According to City Metric, the first thing to note: that Liverpool result wasn’t a fluke. There’s a huge bounce into 2009, which suggests that the 2008 European Capital of Culture award may have been a big help to the city. But while it falls back as the crash beds in and austerity bites, it’s growing strongly again from 2020 and ends the chart in fourth place. By 2016, its economy had grown by more than a quarter.
What of the rest? It won’t surprise anyone to see that London is in the first place, or that Bristol – the only other southern English city listed – is running it close. Both economies have expanded fairly steadily (although I’d love to know what happened in Bristol in 2014). The great recession barely touched them, and the western city has probably benefited, too, from people and jobs getting priced out of the capital, McDonald’s Customers Survey Guide.
As to the other national capitals, Edinburgh had a wobble in 2009-10 but bounced back fairly strongly. With Cardiff, the story is more interesting. Viewed in terms of its progress since 1998, its economy is one of Britain’s star performers. Starting the clock later, though, and we can see it had a tough recession, and its economy took several years to get back to its 2007 value.
Britain’s largest cities outside London, Manchester, and Birmingham, are in the middle of the pack. The former has expanded fairly consistently, if unimpressively; the latter had a harder crash but a stronger rebound. Both those things probably fit with what we already knew about them.
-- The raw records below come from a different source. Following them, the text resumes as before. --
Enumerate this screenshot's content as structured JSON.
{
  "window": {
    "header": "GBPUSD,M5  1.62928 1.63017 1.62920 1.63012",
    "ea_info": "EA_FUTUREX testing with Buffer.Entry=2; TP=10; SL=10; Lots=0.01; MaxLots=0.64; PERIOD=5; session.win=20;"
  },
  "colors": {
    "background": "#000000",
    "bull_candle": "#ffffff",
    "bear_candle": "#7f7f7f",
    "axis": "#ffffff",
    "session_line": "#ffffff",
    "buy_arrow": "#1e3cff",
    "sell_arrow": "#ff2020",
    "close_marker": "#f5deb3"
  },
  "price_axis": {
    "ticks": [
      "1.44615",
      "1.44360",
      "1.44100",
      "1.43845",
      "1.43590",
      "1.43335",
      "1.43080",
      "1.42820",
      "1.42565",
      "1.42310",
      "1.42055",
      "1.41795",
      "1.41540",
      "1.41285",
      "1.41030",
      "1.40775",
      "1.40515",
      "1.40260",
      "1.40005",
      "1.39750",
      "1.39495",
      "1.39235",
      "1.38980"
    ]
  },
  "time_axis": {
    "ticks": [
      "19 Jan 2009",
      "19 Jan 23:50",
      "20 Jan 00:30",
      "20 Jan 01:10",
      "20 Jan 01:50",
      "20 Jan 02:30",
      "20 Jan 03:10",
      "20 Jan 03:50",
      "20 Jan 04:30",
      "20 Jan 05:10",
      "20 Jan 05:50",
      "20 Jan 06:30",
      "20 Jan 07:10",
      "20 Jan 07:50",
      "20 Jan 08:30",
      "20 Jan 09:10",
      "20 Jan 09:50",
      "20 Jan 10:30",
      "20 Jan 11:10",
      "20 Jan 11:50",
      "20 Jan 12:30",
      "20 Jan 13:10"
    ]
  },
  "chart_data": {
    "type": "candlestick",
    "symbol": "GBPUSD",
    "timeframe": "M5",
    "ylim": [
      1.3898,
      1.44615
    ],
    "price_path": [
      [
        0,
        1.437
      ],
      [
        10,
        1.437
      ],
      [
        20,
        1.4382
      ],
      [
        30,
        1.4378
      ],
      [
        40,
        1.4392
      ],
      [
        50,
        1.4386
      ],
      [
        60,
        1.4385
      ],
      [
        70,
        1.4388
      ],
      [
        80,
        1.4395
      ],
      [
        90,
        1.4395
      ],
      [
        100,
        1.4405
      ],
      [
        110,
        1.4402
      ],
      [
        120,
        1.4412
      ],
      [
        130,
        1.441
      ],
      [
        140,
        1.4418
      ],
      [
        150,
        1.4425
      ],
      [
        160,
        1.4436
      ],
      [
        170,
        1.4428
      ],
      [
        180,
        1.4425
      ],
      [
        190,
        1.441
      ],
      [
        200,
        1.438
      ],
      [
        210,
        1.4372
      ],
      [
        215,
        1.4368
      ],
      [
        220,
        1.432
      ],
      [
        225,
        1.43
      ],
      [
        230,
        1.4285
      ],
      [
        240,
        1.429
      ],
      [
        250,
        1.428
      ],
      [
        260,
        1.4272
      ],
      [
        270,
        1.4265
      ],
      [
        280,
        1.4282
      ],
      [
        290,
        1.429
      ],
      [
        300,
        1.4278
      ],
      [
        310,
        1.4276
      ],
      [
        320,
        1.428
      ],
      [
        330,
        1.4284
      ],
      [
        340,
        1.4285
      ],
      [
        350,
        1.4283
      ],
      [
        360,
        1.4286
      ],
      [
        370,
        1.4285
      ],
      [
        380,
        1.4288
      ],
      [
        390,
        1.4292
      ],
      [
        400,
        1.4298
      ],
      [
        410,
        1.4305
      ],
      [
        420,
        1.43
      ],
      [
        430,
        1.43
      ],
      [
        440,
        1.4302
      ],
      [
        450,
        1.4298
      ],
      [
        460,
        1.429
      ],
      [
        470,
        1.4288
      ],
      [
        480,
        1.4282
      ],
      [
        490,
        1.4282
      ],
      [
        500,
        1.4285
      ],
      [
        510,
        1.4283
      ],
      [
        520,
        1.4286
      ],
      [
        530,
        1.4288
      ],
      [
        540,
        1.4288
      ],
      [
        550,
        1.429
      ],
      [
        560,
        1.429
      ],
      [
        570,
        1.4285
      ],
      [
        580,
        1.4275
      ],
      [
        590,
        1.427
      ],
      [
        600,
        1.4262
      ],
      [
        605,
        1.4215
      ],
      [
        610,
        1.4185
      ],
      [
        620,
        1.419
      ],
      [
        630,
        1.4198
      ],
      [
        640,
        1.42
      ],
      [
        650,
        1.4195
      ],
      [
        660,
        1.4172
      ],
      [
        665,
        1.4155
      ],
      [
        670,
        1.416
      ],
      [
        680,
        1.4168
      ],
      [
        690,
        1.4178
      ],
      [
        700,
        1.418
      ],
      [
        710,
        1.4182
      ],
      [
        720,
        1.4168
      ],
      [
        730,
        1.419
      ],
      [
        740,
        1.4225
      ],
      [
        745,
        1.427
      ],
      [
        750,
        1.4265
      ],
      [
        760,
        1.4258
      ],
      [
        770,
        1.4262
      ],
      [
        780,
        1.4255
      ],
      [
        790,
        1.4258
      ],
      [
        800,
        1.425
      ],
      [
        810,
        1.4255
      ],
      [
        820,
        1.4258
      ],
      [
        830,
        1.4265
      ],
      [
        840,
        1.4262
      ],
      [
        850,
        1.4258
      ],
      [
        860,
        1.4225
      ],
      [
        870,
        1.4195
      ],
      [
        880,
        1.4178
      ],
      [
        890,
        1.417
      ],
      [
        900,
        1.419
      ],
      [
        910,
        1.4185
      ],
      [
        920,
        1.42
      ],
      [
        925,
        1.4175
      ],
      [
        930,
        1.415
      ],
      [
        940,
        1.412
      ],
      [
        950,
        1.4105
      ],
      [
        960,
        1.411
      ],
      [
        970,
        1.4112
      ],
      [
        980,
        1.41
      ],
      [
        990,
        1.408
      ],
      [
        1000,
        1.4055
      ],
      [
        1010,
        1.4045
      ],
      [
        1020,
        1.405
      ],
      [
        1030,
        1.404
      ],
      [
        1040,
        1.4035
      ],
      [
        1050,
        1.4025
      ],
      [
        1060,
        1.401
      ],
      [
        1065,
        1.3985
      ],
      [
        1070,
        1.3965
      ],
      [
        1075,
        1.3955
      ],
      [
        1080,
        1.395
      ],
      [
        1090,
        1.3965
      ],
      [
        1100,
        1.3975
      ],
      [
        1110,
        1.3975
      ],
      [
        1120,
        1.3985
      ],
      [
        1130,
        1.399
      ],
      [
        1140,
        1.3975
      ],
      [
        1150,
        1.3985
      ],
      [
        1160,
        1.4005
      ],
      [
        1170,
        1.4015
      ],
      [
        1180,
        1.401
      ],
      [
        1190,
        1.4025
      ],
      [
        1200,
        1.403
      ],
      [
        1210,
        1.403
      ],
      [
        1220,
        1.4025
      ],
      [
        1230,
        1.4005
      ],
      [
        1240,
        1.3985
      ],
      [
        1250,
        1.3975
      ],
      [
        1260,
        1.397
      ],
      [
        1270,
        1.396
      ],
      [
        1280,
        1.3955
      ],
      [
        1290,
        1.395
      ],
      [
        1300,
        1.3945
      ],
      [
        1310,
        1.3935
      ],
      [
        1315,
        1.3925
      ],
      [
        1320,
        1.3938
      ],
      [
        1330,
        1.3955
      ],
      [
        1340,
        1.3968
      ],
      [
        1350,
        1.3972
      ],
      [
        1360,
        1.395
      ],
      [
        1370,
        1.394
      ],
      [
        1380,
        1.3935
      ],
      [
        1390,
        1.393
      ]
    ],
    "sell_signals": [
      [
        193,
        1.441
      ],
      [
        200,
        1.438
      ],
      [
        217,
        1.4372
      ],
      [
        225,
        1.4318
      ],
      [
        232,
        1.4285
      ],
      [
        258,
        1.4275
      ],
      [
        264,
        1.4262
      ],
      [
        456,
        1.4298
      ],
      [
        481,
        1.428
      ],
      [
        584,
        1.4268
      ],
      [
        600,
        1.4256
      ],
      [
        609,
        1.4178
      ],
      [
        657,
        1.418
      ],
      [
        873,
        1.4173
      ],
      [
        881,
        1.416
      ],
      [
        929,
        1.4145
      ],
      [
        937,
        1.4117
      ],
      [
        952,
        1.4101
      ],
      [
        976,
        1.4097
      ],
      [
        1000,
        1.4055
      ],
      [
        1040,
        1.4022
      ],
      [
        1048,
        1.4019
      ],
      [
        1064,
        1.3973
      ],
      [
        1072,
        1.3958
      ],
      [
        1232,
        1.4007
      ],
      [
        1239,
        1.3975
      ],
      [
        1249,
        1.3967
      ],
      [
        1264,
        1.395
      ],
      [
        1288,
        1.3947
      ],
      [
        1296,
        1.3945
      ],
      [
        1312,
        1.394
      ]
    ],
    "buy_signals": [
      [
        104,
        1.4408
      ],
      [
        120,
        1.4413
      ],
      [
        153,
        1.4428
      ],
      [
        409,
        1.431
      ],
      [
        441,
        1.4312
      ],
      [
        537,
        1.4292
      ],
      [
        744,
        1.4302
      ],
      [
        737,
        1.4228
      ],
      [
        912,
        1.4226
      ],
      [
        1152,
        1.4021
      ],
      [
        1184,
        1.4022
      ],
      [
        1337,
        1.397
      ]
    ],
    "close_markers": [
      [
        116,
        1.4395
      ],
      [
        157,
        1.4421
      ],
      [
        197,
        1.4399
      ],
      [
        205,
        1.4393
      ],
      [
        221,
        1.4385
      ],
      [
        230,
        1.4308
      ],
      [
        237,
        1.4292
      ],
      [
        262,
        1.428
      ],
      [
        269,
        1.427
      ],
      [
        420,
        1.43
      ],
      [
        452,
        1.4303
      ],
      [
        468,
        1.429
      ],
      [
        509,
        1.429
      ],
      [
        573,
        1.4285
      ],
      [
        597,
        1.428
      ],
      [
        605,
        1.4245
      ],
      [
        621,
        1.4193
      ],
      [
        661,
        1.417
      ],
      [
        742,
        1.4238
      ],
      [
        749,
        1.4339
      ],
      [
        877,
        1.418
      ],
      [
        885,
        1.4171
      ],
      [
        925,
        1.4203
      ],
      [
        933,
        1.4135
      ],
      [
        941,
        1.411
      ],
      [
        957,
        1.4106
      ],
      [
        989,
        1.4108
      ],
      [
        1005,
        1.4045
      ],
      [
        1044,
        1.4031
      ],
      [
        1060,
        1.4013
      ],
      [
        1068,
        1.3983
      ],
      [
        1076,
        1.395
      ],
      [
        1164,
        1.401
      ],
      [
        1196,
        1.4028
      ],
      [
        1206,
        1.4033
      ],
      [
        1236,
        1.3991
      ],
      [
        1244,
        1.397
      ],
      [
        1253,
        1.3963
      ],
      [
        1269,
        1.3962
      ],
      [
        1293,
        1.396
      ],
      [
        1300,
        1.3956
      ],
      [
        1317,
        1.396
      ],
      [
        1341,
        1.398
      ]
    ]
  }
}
It’s at the bottom of the league table that the other surprise lies: the cities of Yorkshire are in trouble.
It’s no shock that Sheffield should be pulling up the rear – it’s consistently the most economically troubled of Britain’s major cities, struggling not just with industrial decline but also poor infrastructure and physical isolation.